Schmuck Bait: illustrated in the advice Sky Masterson got from his father;
"One of these days in your travels, a guy is going to come to you and show you a nice, brand new deck of cards on which the seal has not yet been broken. This man is going to offer to bet you that he can make the jack of spades jump out of that deck and squirt cider in your ear. Now son, you do not take this bet, for as sure as you stand there, you are going to wind up with an earful of cider."
Later, when Nathan cons him into betting that he could take Sister Sarah to Havana, Sky looks up and says, "Daddy, I got cider in my ear."

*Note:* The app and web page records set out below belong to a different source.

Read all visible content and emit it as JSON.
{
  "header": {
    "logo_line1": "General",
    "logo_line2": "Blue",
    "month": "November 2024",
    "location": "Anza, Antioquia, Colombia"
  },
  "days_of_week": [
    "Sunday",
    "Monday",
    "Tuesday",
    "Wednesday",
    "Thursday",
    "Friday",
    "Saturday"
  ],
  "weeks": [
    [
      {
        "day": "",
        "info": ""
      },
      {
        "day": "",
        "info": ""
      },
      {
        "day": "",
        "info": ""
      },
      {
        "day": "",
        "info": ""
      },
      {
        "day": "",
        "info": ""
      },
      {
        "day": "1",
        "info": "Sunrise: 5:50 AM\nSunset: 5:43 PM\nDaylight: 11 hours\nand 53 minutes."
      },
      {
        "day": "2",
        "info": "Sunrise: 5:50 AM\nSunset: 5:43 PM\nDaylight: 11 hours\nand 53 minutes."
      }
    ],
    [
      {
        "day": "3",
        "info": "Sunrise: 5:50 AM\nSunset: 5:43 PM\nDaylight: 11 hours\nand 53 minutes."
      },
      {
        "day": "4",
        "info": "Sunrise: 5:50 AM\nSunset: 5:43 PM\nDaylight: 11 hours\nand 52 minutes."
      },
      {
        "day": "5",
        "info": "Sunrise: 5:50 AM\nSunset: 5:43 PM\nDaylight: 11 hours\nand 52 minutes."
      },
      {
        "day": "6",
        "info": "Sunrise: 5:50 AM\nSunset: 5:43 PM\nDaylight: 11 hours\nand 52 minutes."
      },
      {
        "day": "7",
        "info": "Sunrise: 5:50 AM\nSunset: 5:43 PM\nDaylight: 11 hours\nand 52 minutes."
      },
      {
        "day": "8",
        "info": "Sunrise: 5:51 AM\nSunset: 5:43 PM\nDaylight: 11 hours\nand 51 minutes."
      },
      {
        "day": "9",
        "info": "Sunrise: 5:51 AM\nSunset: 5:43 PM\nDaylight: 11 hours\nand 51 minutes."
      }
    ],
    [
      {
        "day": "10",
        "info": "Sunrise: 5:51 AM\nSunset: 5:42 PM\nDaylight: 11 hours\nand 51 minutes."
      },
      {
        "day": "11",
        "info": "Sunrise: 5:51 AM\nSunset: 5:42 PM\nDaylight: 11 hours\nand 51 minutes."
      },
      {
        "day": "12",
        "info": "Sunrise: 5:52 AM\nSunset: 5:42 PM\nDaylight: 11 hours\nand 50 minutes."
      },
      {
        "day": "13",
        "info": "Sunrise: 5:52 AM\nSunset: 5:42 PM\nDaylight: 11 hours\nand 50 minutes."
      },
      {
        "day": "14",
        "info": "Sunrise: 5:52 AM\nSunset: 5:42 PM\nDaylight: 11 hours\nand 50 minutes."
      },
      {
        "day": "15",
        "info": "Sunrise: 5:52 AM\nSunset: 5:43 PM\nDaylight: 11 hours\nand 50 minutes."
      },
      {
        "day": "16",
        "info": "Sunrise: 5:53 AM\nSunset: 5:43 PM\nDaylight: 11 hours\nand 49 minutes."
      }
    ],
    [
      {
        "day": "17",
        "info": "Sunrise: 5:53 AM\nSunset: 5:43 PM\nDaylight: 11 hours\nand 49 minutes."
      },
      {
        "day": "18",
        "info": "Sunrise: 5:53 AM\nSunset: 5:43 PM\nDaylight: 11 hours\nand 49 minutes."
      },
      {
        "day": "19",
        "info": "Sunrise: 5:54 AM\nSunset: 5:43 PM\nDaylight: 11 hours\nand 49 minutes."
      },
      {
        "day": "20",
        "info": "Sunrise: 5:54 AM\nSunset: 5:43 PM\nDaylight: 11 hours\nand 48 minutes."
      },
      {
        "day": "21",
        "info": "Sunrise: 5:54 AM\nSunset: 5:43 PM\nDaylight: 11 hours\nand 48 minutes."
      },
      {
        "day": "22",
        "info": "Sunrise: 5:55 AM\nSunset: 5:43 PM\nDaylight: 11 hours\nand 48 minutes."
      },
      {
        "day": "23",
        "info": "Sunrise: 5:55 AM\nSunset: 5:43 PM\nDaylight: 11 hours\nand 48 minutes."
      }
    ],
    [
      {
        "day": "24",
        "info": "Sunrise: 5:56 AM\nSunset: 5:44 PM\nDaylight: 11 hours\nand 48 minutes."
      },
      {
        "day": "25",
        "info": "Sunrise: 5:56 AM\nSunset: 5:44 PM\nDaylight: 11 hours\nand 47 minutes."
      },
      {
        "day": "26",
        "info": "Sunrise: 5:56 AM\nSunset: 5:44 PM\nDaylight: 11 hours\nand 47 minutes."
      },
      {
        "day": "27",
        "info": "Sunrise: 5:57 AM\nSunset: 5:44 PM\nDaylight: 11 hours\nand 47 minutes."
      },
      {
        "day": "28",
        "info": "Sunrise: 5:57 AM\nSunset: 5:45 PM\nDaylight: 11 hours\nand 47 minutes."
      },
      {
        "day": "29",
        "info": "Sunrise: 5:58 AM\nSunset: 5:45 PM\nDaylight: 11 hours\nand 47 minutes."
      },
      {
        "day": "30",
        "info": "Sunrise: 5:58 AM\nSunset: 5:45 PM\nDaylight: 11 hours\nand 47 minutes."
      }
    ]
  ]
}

Second Face Smoke: During the title song, there's a sight gag where a doll who's been shopping does this to her hapless guy who carries all her packages and lights her cigarette.
Sidekick Song: "Sit Down, You're Rocking the Boat" for Nicely-Nicely.
"More I Cannot Wish You" for Arvide.
And the title song for Nicely-Nicely (again) and Benny. Nathan took it over for The Movie version, because...well, if you have Frank Sinatra in a part that only has two major songs, wouldn't you shoehorn him into everything else you possibly can?